### [Exercise details]
Use the entries below to count the lines that hold the word "everything"; answer with the number only.

Records from a data collection
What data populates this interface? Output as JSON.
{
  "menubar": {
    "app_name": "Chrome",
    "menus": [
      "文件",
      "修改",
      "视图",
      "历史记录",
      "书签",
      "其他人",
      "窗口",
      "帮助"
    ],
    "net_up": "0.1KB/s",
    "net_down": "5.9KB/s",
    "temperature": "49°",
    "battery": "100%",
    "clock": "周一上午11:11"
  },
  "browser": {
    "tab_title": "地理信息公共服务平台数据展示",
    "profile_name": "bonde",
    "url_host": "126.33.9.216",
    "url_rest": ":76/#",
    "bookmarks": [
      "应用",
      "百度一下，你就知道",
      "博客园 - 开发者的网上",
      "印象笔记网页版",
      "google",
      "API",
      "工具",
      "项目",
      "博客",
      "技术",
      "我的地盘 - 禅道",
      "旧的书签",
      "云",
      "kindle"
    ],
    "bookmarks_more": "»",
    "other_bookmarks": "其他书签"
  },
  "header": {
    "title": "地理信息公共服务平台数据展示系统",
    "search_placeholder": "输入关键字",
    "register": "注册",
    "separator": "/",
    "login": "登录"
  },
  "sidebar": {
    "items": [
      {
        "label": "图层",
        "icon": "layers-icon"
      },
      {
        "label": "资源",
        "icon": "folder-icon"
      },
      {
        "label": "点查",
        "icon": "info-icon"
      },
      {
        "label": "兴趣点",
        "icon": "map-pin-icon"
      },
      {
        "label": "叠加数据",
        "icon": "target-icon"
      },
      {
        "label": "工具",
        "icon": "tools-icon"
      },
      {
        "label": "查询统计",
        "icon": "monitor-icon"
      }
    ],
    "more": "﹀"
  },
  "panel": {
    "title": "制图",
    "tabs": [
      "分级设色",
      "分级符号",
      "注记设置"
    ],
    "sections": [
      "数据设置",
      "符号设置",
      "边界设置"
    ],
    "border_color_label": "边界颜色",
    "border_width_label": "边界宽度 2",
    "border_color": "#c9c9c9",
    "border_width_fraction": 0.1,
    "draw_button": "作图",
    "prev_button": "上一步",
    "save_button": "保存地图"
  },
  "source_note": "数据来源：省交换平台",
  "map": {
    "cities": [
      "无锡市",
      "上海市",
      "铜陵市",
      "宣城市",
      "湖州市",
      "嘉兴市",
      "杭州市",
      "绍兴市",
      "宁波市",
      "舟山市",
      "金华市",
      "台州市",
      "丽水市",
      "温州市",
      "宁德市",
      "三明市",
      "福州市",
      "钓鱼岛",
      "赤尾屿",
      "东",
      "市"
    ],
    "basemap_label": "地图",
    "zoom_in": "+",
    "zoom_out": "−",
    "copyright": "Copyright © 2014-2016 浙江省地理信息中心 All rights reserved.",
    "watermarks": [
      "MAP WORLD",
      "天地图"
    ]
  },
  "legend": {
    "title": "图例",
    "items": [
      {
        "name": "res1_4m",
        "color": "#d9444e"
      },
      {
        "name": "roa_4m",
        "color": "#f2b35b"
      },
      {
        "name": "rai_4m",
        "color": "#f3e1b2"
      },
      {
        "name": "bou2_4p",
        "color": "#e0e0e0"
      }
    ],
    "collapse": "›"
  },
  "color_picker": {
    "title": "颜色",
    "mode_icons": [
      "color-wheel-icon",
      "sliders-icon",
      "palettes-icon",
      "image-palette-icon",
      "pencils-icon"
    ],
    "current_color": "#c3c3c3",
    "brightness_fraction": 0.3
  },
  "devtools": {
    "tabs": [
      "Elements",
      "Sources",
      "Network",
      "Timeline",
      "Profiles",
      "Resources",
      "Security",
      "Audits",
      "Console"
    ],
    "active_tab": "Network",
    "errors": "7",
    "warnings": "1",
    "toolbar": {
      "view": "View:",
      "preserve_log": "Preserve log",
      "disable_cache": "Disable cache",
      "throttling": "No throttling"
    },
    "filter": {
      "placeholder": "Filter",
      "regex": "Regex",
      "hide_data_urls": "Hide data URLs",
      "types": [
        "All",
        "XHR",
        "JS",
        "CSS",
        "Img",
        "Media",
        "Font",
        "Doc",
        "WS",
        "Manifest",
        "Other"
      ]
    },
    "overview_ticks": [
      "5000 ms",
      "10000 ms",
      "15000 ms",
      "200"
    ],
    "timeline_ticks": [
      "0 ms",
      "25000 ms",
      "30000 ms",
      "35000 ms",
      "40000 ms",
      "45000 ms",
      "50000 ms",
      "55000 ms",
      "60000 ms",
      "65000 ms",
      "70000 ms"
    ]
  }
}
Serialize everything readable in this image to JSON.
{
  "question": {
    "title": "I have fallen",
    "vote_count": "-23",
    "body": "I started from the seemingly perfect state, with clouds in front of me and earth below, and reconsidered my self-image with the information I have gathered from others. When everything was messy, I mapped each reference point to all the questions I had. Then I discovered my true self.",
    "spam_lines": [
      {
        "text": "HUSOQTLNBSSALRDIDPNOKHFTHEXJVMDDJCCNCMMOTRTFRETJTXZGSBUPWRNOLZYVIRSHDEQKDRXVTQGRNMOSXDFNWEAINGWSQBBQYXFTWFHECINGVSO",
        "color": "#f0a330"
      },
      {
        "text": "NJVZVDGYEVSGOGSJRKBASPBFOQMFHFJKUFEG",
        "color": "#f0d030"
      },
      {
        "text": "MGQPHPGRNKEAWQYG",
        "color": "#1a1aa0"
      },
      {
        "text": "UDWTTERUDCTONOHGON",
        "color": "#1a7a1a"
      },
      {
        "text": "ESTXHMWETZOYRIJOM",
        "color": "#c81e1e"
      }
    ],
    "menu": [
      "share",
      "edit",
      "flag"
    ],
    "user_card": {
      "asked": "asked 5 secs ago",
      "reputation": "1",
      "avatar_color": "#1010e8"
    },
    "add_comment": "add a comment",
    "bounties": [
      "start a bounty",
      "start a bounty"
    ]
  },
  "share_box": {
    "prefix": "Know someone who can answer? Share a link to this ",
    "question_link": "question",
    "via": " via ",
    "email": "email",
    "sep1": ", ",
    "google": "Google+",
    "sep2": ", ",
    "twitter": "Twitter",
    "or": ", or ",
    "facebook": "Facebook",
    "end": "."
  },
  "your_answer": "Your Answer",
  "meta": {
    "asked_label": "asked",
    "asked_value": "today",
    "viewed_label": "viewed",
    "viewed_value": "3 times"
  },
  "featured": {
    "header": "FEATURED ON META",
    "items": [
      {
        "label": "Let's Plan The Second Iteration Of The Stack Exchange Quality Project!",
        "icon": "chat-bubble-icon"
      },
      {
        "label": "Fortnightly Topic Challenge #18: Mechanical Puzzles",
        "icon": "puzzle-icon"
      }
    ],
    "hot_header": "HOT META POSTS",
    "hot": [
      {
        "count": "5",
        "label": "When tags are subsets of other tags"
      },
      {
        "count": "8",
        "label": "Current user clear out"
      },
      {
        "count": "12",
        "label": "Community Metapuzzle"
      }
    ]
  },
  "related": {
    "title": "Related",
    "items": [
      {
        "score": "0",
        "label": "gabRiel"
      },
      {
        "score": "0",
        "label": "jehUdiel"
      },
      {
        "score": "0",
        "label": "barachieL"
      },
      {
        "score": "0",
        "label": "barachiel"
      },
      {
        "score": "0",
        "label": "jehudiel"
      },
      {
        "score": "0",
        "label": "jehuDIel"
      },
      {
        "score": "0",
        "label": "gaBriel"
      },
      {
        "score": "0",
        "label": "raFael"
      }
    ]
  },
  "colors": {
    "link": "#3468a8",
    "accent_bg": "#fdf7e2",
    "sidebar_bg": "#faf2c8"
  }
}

### [Solution to this task]
2